Attack (Myocardial Infarction)
Life After Your Heart Attack
Emotional Issues/ Mood Problems
One of the fears-if not the major one-after a heart attack is the fear of dying. In the aftermath of a heart attack, emotional problems facing a person may revolve around loss of health, money (medical and hospital bills), loss of the strong husband-provider role, and loss of control.
It is natural for your loved one to feel some amount of panic just before you are discharged after a heart attack. The future may look bleak. Your loved one may also blame himself/herself for your heart attack. He/she may feel that you should have been taken care of better. Talk it over. Make sure that your partner recognizes that it is not his/her fault. It does not help to delve on the past and on the negatives. It is important to move on and face the future. You have been given a second chance. Look forward and not backward.

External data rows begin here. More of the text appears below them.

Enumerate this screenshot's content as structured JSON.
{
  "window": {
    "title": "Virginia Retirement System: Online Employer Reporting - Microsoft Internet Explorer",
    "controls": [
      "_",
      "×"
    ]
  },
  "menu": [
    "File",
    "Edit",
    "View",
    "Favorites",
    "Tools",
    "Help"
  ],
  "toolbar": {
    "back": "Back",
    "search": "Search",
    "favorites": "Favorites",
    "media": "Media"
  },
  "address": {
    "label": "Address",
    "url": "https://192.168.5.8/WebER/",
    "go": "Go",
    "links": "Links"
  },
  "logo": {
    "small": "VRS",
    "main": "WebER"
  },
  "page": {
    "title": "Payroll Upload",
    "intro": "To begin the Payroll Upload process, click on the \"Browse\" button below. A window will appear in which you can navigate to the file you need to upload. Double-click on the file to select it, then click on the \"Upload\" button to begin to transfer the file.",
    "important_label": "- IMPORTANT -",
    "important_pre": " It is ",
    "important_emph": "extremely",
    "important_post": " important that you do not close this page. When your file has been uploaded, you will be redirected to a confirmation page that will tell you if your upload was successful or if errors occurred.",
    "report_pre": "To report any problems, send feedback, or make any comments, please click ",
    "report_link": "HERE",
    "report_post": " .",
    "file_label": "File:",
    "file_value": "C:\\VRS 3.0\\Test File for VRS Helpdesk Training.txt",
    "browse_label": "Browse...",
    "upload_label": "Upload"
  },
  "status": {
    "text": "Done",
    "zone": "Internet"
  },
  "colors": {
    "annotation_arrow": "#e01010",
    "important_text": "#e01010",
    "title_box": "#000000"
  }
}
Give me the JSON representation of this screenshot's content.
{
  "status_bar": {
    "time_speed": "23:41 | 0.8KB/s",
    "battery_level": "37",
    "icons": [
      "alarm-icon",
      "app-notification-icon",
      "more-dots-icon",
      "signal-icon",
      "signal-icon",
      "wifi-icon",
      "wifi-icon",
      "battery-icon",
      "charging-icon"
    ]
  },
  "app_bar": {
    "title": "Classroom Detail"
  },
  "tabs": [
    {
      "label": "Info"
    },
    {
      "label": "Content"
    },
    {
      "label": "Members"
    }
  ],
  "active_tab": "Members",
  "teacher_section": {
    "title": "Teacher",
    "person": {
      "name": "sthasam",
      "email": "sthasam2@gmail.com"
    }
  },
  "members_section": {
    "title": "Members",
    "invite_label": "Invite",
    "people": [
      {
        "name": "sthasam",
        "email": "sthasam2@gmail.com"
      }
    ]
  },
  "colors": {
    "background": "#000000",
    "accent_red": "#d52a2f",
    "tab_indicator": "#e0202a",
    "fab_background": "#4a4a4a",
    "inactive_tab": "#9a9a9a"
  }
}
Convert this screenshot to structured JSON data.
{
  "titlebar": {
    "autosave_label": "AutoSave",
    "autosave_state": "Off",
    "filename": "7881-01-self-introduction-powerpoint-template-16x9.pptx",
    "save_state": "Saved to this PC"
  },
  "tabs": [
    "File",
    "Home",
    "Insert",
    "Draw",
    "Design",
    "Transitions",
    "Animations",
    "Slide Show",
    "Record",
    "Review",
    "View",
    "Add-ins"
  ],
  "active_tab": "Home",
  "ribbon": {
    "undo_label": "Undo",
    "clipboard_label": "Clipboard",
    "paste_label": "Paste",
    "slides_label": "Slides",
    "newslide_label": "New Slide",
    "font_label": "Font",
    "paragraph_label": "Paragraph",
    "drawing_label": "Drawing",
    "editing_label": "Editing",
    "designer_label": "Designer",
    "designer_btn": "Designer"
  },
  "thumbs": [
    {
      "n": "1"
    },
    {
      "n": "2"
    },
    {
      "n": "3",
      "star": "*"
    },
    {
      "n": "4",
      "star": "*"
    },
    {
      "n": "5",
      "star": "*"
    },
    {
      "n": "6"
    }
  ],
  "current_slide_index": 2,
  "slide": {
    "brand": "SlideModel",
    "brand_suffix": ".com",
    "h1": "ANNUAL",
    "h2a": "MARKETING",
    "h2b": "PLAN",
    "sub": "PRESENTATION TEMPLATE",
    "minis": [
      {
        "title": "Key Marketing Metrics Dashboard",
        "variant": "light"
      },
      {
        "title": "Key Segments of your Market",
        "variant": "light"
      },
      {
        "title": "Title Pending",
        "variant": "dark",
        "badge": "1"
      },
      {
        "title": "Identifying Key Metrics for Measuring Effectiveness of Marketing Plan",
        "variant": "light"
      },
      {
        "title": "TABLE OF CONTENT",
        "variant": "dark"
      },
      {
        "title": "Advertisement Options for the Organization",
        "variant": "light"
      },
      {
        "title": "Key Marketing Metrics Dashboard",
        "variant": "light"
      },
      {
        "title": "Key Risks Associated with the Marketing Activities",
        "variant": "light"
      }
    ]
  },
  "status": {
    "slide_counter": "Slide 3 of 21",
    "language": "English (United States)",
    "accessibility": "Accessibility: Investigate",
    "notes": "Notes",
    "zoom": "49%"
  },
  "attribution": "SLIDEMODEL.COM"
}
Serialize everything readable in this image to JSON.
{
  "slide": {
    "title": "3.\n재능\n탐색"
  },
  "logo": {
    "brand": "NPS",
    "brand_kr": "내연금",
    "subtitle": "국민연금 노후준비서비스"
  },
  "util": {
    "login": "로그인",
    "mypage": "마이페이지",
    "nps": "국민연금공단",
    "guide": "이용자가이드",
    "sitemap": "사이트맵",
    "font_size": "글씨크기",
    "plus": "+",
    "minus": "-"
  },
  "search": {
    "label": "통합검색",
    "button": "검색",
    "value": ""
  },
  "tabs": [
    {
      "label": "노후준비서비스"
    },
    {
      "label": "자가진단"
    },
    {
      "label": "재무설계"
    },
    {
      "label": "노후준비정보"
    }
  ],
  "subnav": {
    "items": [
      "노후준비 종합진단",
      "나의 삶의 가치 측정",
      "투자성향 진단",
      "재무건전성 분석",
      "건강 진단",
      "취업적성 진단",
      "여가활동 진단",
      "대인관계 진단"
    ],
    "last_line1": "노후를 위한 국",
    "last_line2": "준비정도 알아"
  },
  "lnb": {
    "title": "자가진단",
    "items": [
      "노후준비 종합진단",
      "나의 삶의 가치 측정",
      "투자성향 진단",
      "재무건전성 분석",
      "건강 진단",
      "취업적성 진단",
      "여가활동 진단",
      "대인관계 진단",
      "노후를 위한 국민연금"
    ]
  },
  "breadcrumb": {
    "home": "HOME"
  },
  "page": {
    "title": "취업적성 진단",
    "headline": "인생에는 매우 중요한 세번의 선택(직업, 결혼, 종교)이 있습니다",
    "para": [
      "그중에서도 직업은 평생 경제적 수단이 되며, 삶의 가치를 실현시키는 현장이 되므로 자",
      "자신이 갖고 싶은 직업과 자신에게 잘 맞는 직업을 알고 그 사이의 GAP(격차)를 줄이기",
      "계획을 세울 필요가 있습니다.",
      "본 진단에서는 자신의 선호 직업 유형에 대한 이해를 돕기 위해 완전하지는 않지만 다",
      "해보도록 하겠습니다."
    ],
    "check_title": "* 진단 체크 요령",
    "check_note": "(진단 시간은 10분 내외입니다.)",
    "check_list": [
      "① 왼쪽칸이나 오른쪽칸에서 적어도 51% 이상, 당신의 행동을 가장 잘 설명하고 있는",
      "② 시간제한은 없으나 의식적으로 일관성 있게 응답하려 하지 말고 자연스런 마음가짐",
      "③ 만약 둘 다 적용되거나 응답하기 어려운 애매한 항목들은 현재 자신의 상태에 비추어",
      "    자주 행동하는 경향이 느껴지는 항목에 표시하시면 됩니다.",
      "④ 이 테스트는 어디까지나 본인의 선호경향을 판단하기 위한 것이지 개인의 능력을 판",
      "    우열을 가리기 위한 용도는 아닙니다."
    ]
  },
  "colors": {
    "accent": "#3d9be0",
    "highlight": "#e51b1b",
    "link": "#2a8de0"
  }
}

Talk to your spouse about the future division of responsibilities and planning for future - who will take care of what, how the day-to- day responsibilities will be divided, etc. You have to draw on your friends to help you go through the initial period, especially if you have small children.
Some people may feel depressed. You may also experience anger, frustration, doubt, and fear. Some people may lose their self confidence. Your loved ones may also experience similar feelings. These will slowly disappear with time. Talk with your family and friends about how you feel. Sometimes talking about your heart attack and recovery may help. Joining a support group and getting counseling may be a good idea. The role of the husband and wife will change permanently after one of the partners had a heart attack. It will never be the same again.
Ultimately, the responsibility for getting on with living rests with the person who has suffered the heart attack. Before it is all over, both parties are liable to feel angry. In fact, anger in a recovering heart patient is as normal as
depression. The person who has had the heart attack and the person who is providing the care can both feel sorry and angry at the same time. They may feel sorry for what has happened, angry that it has happened to them, and helpless (or remorse) that they could not prevent it. Accept the feelings for what they are. Talk it with your partner. It will help. Don't get into a shouting match. It can strain the heart in more ways than one.